It should be no secret to any of you who have been following the photography industry over the last few years that Kodak has been looking to take advantage of a renewed public interest in analog technologies like film photography — the analog renaissance, as their CEO Jeff Clarke calls it. Well, in another move to capitalize on and promote this renaissance, Kodak has announced the launch of their new print magazine, Kodachrome Magazine.
The magazine, despite the clear brand association in the title, is not a “me, me, me, look at me” attempt the company says, noting that it is “about so much more than Kodak — be it writing, sculpture, music, graphics, or all manner of delights in between.” In its press release, the company notes that each issue of the new Kodachrome Magazine will feature stories and conversation from around the world, focusing on creation, craft, and inspiration.
The first issue, which Kodak is saying will be a limited run, went on sale at $20 a copy, and is currently back-ordered, and it is unclear if the stock will be replenished.

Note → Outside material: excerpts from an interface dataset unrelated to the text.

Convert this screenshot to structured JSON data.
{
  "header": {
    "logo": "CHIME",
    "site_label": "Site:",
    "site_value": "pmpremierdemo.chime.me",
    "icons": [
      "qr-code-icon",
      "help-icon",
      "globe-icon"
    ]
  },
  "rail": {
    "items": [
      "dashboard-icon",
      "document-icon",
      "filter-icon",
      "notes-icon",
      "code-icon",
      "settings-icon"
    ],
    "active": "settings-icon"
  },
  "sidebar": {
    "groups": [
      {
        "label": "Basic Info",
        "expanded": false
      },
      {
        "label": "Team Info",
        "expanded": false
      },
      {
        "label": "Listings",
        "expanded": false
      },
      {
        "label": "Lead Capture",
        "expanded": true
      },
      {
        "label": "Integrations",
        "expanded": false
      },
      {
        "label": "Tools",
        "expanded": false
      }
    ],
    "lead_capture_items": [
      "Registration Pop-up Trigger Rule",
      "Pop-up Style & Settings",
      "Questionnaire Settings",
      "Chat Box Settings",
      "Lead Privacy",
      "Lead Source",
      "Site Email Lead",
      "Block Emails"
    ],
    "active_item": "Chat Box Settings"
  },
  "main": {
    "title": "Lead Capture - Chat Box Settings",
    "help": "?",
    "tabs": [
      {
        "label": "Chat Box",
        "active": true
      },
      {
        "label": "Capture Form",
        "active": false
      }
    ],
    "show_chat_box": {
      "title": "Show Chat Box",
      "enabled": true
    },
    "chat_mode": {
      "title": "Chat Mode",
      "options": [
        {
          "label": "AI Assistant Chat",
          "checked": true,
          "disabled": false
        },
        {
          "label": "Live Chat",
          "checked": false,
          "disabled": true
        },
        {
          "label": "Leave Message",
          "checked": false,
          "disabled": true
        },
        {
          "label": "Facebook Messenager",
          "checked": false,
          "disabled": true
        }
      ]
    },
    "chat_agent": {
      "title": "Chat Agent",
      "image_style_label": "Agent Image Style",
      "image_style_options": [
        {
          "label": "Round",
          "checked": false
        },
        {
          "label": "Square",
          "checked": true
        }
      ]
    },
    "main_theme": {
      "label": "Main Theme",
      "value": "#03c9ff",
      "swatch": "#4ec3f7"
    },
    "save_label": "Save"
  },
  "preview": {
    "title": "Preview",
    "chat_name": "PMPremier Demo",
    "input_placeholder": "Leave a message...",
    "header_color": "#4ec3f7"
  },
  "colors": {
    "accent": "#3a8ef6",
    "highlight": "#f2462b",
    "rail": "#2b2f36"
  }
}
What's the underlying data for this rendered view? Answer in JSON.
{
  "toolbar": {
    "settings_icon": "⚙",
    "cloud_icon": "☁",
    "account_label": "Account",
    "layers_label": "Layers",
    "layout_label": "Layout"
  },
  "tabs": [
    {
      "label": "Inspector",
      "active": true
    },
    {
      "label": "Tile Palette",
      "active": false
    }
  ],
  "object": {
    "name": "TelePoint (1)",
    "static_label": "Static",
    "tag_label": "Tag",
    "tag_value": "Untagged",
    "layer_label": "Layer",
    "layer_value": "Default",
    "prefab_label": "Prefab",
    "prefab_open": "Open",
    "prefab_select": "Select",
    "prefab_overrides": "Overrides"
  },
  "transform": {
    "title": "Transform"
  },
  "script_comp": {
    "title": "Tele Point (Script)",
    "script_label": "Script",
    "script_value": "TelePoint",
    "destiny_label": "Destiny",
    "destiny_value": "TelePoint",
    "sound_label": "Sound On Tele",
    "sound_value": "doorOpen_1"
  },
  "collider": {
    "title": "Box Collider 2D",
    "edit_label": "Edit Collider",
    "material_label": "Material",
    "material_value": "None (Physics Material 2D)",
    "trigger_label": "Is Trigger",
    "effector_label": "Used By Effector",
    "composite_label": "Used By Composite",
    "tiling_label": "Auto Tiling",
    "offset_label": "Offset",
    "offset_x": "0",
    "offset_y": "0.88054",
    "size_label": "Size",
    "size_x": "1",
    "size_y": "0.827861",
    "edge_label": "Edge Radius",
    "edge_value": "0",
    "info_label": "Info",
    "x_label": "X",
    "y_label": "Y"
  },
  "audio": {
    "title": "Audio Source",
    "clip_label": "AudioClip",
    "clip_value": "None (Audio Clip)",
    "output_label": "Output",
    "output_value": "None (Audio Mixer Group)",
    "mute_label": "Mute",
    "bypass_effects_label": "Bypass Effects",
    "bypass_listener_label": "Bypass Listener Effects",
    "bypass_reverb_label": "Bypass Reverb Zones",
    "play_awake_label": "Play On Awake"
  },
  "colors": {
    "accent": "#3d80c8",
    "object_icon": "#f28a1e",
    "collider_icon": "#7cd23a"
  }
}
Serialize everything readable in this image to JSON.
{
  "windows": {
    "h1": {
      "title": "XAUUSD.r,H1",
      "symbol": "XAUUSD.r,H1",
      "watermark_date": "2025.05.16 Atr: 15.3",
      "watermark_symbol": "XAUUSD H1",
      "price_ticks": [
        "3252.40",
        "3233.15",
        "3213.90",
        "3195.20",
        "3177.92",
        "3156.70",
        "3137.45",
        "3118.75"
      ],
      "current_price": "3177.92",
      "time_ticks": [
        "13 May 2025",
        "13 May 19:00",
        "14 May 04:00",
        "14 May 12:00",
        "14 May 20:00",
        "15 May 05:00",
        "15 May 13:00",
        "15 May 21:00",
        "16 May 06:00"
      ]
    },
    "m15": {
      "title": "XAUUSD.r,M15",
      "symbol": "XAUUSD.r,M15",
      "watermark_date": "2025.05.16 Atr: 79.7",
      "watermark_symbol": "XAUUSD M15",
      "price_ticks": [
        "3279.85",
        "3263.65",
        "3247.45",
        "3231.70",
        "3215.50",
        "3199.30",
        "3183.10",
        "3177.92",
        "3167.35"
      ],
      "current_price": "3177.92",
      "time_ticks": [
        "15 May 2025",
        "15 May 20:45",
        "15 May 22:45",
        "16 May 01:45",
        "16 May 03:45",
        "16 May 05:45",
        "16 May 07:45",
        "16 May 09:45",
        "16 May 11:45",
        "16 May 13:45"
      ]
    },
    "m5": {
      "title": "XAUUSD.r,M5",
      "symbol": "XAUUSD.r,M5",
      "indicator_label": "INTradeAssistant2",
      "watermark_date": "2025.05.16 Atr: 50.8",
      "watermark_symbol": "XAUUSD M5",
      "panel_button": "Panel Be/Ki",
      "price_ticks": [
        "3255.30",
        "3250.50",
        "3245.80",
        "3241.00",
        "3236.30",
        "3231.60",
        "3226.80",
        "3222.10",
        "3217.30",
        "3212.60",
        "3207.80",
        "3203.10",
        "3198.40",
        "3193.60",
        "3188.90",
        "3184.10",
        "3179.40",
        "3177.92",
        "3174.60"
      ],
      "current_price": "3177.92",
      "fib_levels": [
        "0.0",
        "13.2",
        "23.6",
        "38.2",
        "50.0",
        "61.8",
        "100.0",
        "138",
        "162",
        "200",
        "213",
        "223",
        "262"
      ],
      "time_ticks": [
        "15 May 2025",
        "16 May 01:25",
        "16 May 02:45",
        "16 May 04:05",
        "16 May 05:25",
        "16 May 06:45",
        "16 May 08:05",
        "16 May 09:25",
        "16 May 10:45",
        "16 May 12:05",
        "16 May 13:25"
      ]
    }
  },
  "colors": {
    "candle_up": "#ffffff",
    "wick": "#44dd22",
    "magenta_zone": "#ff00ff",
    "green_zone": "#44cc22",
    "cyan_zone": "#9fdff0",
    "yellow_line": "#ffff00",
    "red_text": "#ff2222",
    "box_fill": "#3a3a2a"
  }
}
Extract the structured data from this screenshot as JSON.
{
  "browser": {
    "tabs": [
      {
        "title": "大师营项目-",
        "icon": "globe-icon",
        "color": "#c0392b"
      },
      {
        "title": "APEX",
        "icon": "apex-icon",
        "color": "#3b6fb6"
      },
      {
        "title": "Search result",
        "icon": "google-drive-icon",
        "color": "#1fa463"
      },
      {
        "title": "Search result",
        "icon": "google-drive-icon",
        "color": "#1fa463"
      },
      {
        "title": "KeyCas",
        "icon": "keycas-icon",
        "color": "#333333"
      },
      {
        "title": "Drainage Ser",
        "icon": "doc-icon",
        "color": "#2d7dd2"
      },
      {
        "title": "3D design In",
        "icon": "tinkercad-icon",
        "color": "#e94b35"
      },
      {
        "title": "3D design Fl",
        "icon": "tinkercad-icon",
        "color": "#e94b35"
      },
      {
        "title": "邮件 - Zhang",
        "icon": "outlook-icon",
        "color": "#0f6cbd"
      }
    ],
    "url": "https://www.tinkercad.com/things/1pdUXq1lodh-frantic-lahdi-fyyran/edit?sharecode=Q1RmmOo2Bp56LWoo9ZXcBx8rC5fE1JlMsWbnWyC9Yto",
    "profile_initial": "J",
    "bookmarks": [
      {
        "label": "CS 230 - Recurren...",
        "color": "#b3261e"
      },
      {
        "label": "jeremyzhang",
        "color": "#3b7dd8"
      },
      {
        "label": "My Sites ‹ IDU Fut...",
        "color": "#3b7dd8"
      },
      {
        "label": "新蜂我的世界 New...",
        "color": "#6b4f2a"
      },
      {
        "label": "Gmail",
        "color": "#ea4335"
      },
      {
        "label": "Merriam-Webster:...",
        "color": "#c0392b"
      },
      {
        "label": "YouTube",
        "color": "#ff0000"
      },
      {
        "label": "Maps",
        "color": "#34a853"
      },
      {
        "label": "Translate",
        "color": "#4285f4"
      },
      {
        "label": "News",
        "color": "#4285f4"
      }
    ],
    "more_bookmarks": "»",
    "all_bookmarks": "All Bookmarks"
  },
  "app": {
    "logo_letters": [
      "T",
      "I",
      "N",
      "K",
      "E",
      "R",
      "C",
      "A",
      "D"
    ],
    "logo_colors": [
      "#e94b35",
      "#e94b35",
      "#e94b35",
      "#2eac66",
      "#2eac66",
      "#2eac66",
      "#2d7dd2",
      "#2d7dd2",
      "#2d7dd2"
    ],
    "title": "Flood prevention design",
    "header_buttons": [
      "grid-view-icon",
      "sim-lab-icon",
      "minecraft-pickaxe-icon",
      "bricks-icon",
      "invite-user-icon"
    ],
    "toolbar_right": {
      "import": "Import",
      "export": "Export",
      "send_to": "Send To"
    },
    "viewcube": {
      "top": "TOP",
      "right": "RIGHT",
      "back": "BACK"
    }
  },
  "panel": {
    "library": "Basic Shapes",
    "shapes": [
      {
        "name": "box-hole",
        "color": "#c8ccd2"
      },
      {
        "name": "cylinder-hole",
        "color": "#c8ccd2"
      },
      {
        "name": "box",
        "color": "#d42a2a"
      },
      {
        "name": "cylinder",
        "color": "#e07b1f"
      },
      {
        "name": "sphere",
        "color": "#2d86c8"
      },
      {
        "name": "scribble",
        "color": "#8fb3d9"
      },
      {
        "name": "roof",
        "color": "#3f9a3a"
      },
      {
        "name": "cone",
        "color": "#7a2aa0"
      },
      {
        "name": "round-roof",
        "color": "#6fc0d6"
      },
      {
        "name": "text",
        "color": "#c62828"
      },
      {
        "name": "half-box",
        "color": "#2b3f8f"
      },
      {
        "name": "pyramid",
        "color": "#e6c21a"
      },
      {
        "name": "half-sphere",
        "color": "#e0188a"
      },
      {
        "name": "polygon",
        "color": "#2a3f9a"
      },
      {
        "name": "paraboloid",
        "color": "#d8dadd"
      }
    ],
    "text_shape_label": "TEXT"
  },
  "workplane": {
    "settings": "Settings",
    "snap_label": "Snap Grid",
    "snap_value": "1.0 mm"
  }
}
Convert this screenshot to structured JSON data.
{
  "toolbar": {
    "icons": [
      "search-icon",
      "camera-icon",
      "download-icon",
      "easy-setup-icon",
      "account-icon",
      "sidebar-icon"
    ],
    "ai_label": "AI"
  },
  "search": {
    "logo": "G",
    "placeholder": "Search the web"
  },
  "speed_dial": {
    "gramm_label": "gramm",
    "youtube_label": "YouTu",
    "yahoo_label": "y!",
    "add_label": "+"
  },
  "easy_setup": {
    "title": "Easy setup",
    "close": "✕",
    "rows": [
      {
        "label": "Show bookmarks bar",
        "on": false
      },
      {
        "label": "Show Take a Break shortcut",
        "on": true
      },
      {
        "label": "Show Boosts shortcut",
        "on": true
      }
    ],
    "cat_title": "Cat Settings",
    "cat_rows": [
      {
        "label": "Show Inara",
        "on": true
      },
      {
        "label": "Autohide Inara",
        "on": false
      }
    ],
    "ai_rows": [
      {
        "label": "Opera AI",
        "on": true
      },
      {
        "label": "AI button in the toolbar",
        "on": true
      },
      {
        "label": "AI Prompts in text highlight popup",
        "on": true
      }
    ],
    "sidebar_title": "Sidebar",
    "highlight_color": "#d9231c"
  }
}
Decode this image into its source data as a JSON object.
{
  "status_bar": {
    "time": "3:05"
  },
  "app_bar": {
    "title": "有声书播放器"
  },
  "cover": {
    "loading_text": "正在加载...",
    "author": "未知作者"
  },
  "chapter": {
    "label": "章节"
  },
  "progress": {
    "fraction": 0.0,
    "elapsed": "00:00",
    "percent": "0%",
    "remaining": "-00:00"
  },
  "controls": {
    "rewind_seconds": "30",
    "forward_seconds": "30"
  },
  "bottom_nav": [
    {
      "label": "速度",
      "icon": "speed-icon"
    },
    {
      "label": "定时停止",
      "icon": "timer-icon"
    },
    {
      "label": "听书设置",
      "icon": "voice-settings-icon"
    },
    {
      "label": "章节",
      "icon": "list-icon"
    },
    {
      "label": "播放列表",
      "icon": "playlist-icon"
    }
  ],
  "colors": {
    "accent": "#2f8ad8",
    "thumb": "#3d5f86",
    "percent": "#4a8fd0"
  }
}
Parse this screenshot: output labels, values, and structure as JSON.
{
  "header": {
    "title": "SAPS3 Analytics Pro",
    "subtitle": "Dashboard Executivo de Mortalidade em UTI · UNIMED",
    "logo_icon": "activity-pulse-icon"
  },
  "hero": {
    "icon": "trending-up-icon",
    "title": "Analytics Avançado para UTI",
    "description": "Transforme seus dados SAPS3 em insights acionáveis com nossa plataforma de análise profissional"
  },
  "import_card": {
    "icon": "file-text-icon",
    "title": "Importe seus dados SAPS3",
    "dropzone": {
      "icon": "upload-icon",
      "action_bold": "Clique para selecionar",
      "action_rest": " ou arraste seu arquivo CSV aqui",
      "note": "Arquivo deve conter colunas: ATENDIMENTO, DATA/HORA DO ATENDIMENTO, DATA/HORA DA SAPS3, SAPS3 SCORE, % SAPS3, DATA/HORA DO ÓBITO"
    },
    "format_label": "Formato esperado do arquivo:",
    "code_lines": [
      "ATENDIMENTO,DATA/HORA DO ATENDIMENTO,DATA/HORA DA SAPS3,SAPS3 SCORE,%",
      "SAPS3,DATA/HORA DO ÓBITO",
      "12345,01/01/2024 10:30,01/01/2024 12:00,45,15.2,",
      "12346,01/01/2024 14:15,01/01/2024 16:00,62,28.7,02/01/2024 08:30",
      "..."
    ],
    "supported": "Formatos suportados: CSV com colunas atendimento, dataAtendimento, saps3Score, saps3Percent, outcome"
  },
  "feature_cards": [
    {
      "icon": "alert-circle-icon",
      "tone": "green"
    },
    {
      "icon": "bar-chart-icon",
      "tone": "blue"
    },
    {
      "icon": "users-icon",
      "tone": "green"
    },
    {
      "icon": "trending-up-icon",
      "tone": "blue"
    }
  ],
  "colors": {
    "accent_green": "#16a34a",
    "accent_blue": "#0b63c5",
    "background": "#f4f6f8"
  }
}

This first issue features 76 pages of content that encompasses photographers and illustrators, as well as stories on topics like the booming independent magazine culture and how music-gig posters bring out graphic designers’ creative instincts.
It is unclear how often the company plans on releasing new issues of the magazine, and what its future plans for it are. But given the response so far, and the success of the initial print run, it would seem that Kodak has struck a chord with its target demographic. If you would like to learn more about Kodachrome Magazine, whether to check on the stock status of the first issue or future issues, you can get all of the available info over on the Kodak store.
- Signed Steve Jobs memorabilia expected to fetch about $70,000 at auction
- ‘Fortnite’ expert ‘Ninja’ is first pro gamer to land ESPN The Magazine cover story
- Kodak’s ‘Digitizing Box’ service saves precious memories stuck on old media
- The most valuable vinyl records on Earth
- Microsoft has #*!@ed up to-do lists on an epic scale